==== Material shown
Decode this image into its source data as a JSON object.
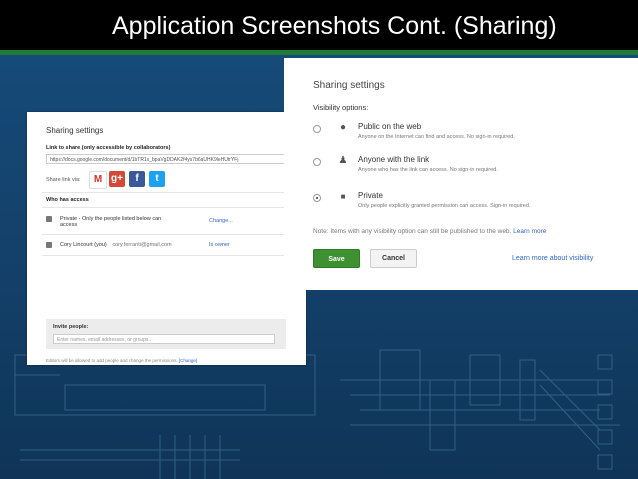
{
  "slide": {
    "title": "Application Screenshots Cont. (Sharing)"
  },
  "left_panel": {
    "heading": "Sharing settings",
    "link_label": "Link to share (only accessible by collaborators)",
    "link_url": "https://docs.google.com/document/d/1bTR1x_bpaVgDDAK2f4ys7b6aUHK9leHUtrYFj",
    "share_via_label": "Share link via:",
    "social": [
      {
        "name": "gmail-icon",
        "glyph": "M",
        "color": "#ffffff",
        "fg": "#d93025"
      },
      {
        "name": "google-plus-icon",
        "glyph": "g+",
        "color": "#d34836",
        "fg": "#ffffff"
      },
      {
        "name": "facebook-icon",
        "glyph": "f",
        "color": "#3b5998",
        "fg": "#ffffff"
      },
      {
        "name": "twitter-icon",
        "glyph": "t",
        "color": "#1da1f2",
        "fg": "#ffffff"
      }
    ],
    "who_has_access": "Who has access",
    "access_row1_text": "Private - Only the people listed below can access",
    "access_row1_action": "Change...",
    "access_row2_name": "Cory Lincourt (you)",
    "access_row2_email": "cory.ferranti@gmail.com",
    "access_row2_role": "Is owner",
    "invite_label": "Invite people:",
    "invite_placeholder": "Enter names, email addresses, or groups...",
    "footer_text": "Editors will be allowed to add people and change the permissions.",
    "footer_link": "[Change]"
  },
  "right_panel": {
    "heading": "Sharing settings",
    "visibility_label": "Visibility options:",
    "options": [
      {
        "title": "Public on the web",
        "desc": "Anyone on the Internet can find and access. No sign-in required.",
        "icon": "globe-icon",
        "selected": false
      },
      {
        "title": "Anyone with the link",
        "desc": "Anyone who has the link can access. No sign-in required.",
        "icon": "person-icon",
        "selected": false
      },
      {
        "title": "Private",
        "desc": "Only people explicitly granted permission can access. Sign-in required.",
        "icon": "lock-icon",
        "selected": true
      }
    ],
    "note_text": "Note: Items with any visibility option can still be published to the web.",
    "note_link": "Learn more",
    "save_label": "Save",
    "cancel_label": "Cancel",
    "learn_more_label": "Learn more about visibility"
  },
  "colors": {
    "title_bar": "#000000",
    "accent_green": "#1f7a3a",
    "slide_blue": "#164a78",
    "save_button": "#3d9130",
    "link_blue": "#3366cc"
  }
}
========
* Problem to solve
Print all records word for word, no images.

* Result for this exercise
Decode this image into its source data as a JSON object.
{
  "slide": {
    "title": "Application Screenshots Cont. (Sharing)"
  },
  "left_panel": {
    "heading": "Sharing settings",
    "link_label": "Link to share (only accessible by collaborators)",
    "link_url": "https://docs.google.com/document/d/1bTR1x_bpaVgDDAK2f4ys7b6aUHK9leHUtrYFj",
    "share_via_label": "Share link via:",
    "social": [
      {
        "name": "gmail-icon",
        "glyph": "M",
        "color": "#ffffff",
        "fg": "#d93025"
      },
      {
        "name": "google-plus-icon",
        "glyph": "g+",
        "color": "#d34836",
        "fg": "#ffffff"
      },
      {
        "name": "facebook-icon",
        "glyph": "f",
        "color": "#3b5998",
        "fg": "#ffffff"
      },
      {
        "name": "twitter-icon",
        "glyph": "t",
        "color": "#1da1f2",
        "fg": "#ffffff"
      }
    ],
    "who_has_access": "Who has access",
    "access_row1_text": "Private - Only the people listed below can access",
    "access_row1_action": "Change...",
    "access_row2_name": "Cory Lincourt (you)",
    "access_row2_email": "cory.ferranti@gmail.com",
    "access_row2_role": "Is owner",
    "invite_label": "Invite people:",
    "invite_placeholder": "Enter names, email addresses, or groups...",
    "footer_text": "Editors will be allowed to add people and change the permissions.",
    "footer_link": "[Change]"
  },
  "right_panel": {
    "heading": "Sharing settings",
    "visibility_label": "Visibility options:",
    "options": [
      {
        "title": "Public on the web",
        "desc": "Anyone on the Internet can find and access. No sign-in required.",
        "icon": "globe-icon",
        "selected": false
      },
      {
        "title": "Anyone with the link",
        "desc": "Anyone who has the link can access. No sign-in required.",
        "icon": "person-icon",
        "selected": false
      },
      {
        "title": "Private",
        "desc": "Only people explicitly granted permission can access. Sign-in required.",
        "icon": "lock-icon",
        "selected": true
      }
    ],
    "note_text": "Note: Items with any visibility option can still be published to the web.",
    "note_link": "Learn more",
    "save_label": "Save",
    "cancel_label": "Cancel",
    "learn_more_label": "Learn more about visibility"
  },
  "colors": {
    "title_bar": "#000000",
    "accent_green": "#1f7a3a",
    "slide_blue": "#164a78",
    "save_button": "#3d9130",
    "link_blue": "#3366cc"
  }
}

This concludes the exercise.